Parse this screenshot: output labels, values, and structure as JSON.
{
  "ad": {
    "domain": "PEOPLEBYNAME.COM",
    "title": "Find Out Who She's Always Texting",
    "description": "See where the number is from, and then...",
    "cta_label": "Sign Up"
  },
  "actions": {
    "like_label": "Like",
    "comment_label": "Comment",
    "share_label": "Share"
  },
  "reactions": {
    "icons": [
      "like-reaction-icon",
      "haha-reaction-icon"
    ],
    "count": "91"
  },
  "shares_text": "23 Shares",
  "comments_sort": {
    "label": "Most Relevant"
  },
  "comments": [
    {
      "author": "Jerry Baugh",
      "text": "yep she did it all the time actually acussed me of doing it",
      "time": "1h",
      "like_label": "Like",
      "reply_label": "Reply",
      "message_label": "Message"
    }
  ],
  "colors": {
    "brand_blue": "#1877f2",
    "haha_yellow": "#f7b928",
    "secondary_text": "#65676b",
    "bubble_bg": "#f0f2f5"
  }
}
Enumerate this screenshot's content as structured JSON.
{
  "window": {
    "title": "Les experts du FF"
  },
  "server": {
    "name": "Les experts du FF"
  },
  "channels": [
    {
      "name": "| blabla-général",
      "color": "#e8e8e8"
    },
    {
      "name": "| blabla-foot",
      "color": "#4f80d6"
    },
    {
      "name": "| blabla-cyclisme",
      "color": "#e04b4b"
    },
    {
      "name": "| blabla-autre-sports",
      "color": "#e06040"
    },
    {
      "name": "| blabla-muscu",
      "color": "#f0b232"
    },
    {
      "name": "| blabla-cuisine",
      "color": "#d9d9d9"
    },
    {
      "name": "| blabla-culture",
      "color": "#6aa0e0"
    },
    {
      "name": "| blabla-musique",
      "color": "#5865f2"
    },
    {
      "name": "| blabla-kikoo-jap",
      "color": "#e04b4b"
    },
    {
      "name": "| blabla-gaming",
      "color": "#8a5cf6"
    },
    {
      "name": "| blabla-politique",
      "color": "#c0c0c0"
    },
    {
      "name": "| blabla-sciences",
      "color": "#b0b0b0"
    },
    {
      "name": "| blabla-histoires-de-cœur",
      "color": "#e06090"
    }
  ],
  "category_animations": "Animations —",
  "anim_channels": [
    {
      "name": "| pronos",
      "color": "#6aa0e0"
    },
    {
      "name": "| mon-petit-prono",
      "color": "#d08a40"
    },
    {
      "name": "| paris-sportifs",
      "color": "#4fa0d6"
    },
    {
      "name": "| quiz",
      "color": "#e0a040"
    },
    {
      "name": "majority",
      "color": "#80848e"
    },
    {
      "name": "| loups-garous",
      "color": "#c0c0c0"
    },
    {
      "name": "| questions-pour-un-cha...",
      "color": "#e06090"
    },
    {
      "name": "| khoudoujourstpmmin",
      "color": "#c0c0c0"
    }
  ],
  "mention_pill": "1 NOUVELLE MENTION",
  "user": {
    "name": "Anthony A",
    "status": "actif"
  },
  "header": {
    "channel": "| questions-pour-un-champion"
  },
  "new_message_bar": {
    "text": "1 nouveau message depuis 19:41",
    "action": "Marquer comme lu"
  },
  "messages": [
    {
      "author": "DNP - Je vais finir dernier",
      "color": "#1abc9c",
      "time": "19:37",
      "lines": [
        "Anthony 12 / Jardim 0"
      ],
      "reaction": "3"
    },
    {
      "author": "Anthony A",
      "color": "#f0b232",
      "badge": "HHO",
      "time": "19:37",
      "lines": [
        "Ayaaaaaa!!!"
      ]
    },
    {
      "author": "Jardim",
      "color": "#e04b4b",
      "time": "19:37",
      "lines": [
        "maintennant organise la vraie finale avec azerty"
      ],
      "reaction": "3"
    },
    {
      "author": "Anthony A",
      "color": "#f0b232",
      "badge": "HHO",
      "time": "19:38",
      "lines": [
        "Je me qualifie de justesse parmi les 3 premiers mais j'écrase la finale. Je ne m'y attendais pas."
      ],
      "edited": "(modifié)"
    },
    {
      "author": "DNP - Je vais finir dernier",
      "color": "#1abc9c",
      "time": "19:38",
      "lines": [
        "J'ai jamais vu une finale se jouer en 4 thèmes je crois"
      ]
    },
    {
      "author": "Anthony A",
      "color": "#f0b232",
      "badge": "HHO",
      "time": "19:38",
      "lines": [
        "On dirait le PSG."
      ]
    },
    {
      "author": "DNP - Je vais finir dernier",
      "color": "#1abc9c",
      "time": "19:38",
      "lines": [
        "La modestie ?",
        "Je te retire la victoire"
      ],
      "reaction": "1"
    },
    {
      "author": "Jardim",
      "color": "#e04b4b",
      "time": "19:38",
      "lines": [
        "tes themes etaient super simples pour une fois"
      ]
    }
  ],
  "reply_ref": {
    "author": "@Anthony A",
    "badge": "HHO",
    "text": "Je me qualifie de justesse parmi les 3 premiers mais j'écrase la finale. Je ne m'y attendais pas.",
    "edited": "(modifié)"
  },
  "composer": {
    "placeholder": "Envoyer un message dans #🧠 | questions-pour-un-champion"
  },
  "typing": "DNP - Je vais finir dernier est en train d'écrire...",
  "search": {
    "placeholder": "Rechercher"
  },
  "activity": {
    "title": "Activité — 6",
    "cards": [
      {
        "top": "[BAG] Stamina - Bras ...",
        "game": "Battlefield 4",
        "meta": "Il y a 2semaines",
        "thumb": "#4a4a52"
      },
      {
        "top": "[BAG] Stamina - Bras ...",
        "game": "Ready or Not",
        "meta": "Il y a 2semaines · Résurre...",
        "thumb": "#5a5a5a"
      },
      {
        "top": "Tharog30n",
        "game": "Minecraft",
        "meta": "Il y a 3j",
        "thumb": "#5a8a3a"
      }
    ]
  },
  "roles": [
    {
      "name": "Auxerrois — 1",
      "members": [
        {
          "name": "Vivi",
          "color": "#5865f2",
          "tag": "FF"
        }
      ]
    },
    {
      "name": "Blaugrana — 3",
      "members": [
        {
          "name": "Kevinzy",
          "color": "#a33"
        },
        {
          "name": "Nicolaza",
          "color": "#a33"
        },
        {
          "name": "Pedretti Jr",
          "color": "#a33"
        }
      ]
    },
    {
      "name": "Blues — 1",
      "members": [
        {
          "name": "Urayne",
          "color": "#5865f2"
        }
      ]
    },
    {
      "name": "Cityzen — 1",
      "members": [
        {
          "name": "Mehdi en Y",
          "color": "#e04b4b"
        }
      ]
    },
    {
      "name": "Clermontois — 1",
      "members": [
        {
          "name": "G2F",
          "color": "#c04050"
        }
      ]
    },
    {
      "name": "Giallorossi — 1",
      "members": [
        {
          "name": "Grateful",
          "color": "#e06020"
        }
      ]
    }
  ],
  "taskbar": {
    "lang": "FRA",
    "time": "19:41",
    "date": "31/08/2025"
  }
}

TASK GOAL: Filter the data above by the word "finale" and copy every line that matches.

YOUR SOLUTION:
        "maintennant organise la vraie finale avec azerty"
        "Je me qualifie de justesse parmi les 3 premiers mais j'écrase la finale. Je ne m'y attendais pas."
        "J'ai jamais vu une finale se jouer en 4 thèmes je crois"
    "text": "Je me qualifie de justesse parmi les 3 premiers mais j'écrase la finale. Je ne m'y attendais pas.",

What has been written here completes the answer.